## Problem to work on
Repeat the data exactly as given below, dropping every picture.

## Raw data
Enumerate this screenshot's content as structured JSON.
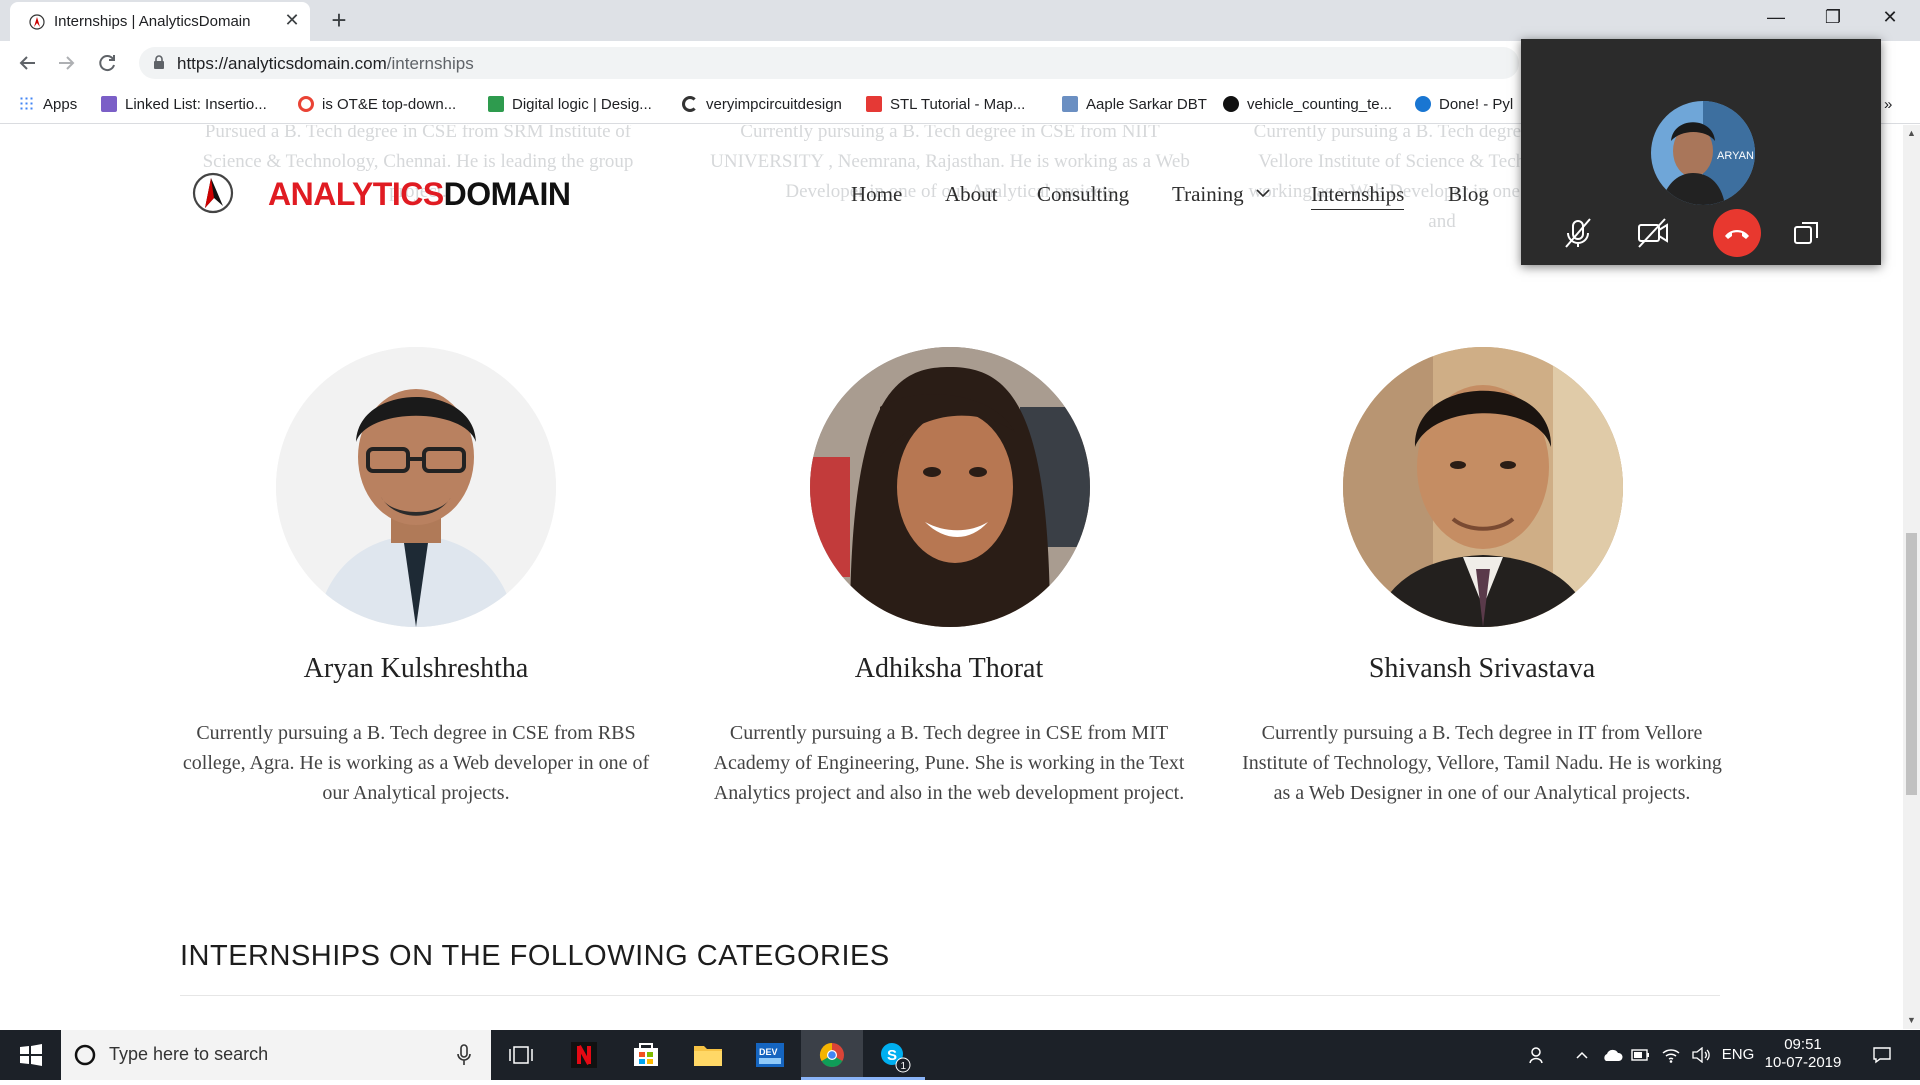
{
  "browser": {
    "tab_title": "Internships | AnalyticsDomain",
    "tab_close": "✕",
    "new_tab": "+",
    "url_host": "https://analyticsdomain.com",
    "url_path": "/internships",
    "window_controls": {
      "minimize": "—",
      "maximize": "❐",
      "close": "✕"
    },
    "bookmarks": [
      {
        "label": "Apps",
        "icon": "apps-grid-icon",
        "color": "#4285f4"
      },
      {
        "label": "Linked List: Insertio...",
        "icon": "geeksforgeeks-icon",
        "color": "#7b5fc7"
      },
      {
        "label": "is OT&E top-down...",
        "icon": "google-icon",
        "color": "#ea4335"
      },
      {
        "label": "Digital logic | Desig...",
        "icon": "dg-icon",
        "color": "#2e9b4e"
      },
      {
        "label": "veryimpcircuitdesign",
        "icon": "c-icon",
        "color": "#333333"
      },
      {
        "label": "STL Tutorial - Map...",
        "icon": "cpp-icon",
        "color": "#e53935"
      },
      {
        "label": "Aaple Sarkar DBT",
        "icon": "doc-icon",
        "color": "#6b8fc2"
      },
      {
        "label": "vehicle_counting_te...",
        "icon": "github-icon",
        "color": "#111111"
      },
      {
        "label": "Done! - Pyl",
        "icon": "p-icon",
        "color": "#1976d2"
      }
    ],
    "bookmarks_overflow": "»"
  },
  "site": {
    "logo_red": "ANALYTICS",
    "logo_black": "DOMAIN",
    "nav": [
      {
        "label": "Home",
        "active": false
      },
      {
        "label": "About",
        "active": false
      },
      {
        "label": "Consulting",
        "active": false
      },
      {
        "label": "Training",
        "active": false
      },
      {
        "label": "Internships",
        "active": true
      },
      {
        "label": "Blog",
        "active": false
      }
    ],
    "faded_bios": [
      "Pursued a B. Tech degree in CSE from SRM Institute of Science & Technology, Chennai. He is leading the group project.",
      "Currently pursuing  a  B. Tech degree in CSE from NIIT UNIVERSITY , Neemrana, Rajasthan. He is working as a Web Developer in one of our Analytical projects",
      "Currently pursuing  a B. Tech degree in CSE from Vellore Institute of Science & Technology. He is working as a Web Developer in one of our projects and"
    ],
    "people": [
      {
        "name": "Aryan Kulshreshtha",
        "bio": "Currently pursuing a B. Tech degree in CSE from RBS college, Agra. He is working as a Web developer in one of our Analytical projects."
      },
      {
        "name": "Adhiksha Thorat",
        "bio": "Currently pursuing a B. Tech degree in CSE from MIT Academy of Engineering, Pune. She is working in the Text Analytics project and also in the web development project."
      },
      {
        "name": "Shivansh Srivastava",
        "bio": "Currently pursuing a B. Tech degree in IT from Vellore Institute of Technology, Vellore, Tamil Nadu. He is working as a Web Designer in one of our Analytical projects."
      }
    ],
    "section_title": "INTERNSHIPS ON THE FOLLOWING CATEGORIES"
  },
  "call": {
    "caller_label": "ARYAN"
  },
  "taskbar": {
    "search_placeholder": "Type here to search",
    "language": "ENG",
    "time": "09:51",
    "date": "10-07-2019",
    "skype_badge": "1"
  }
}
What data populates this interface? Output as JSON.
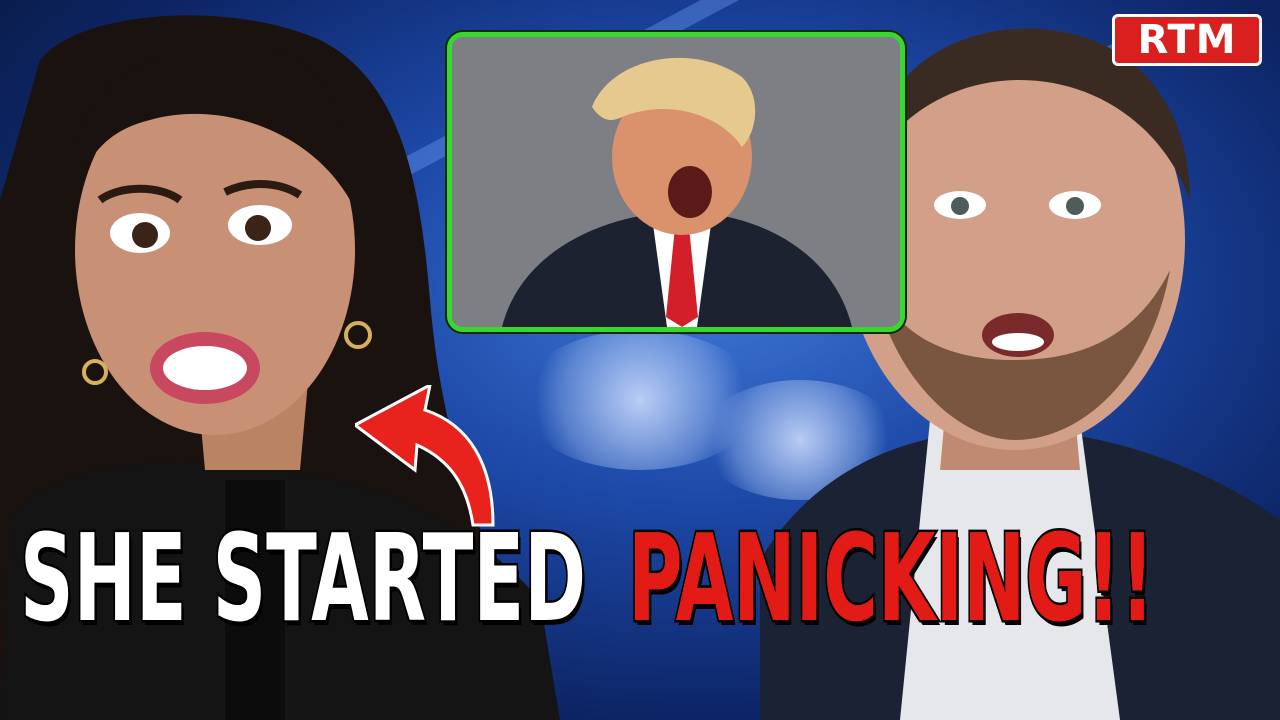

## Response area
Enumerate this screenshot's content as structured JSON.
{
  "browser": {
    "tab_title": "Internships | AnalyticsDomain",
    "tab_close": "✕",
    "new_tab": "+",
    "url_host": "https://analyticsdomain.com",
    "url_path": "/internships",
    "window_controls": {
      "minimize": "—",
      "maximize": "❐",
      "close": "✕"
    },
    "bookmarks": [
      {
        "label": "Apps",
        "icon": "apps-grid-icon",
        "color": "#4285f4"
      },
      {
        "label": "Linked List: Insertio...",
        "icon": "geeksforgeeks-icon",
        "color": "#7b5fc7"
      },
      {
        "label": "is OT&E top-down...",
        "icon": "google-icon",
        "color": "#ea4335"
      },
      {
        "label": "Digital logic | Desig...",
        "icon": "dg-icon",
        "color": "#2e9b4e"
      },
      {
        "label": "veryimpcircuitdesign",
        "icon": "c-icon",
        "color": "#333333"
      },
      {
        "label": "STL Tutorial - Map...",
        "icon": "cpp-icon",
        "color": "#e53935"
      },
      {
        "label": "Aaple Sarkar DBT",
        "icon": "doc-icon",
        "color": "#6b8fc2"
      },
      {
        "label": "vehicle_counting_te...",
        "icon": "github-icon",
        "color": "#111111"
      },
      {
        "label": "Done! - Pyl",
        "icon": "p-icon",
        "color": "#1976d2"
      }
    ],
    "bookmarks_overflow": "»"
  },
  "site": {
    "logo_red": "ANALYTICS",
    "logo_black": "DOMAIN",
    "nav": [
      {
        "label": "Home",
        "active": false
      },
      {
        "label": "About",
        "active": false
      },
      {
        "label": "Consulting",
        "active": false
      },
      {
        "label": "Training",
        "active": false
      },
      {
        "label": "Internships",
        "active": true
      },
      {
        "label": "Blog",
        "active": false
      }
    ],
    "faded_bios": [
      "Pursued a B. Tech degree in CSE from SRM Institute of Science & Technology, Chennai. He is leading the group project.",
      "Currently pursuing  a  B. Tech degree in CSE from NIIT UNIVERSITY , Neemrana, Rajasthan. He is working as a Web Developer in one of our Analytical projects",
      "Currently pursuing  a B. Tech degree in CSE from Vellore Institute of Science & Technology. He is working as a Web Developer in one of our projects and"
    ],
    "people": [
      {
        "name": "Aryan Kulshreshtha",
        "bio": "Currently pursuing a B. Tech degree in CSE from RBS college, Agra. He is working as a Web developer in one of our Analytical projects."
      },
      {
        "name": "Adhiksha Thorat",
        "bio": "Currently pursuing a B. Tech degree in CSE from MIT Academy of Engineering, Pune. She is working in the Text Analytics project and also in the web development project."
      },
      {
        "name": "Shivansh Srivastava",
        "bio": "Currently pursuing a B. Tech degree in IT from Vellore Institute of Technology, Vellore, Tamil Nadu. He is working as a Web Designer in one of our Analytical projects."
      }
    ],
    "section_title": "INTERNSHIPS ON THE FOLLOWING CATEGORIES"
  },
  "call": {
    "caller_label": "ARYAN"
  },
  "taskbar": {
    "search_placeholder": "Type here to search",
    "language": "ENG",
    "time": "09:51",
    "date": "10-07-2019",
    "skype_badge": "1"
  }
}
What data populates this interface? Output as JSON.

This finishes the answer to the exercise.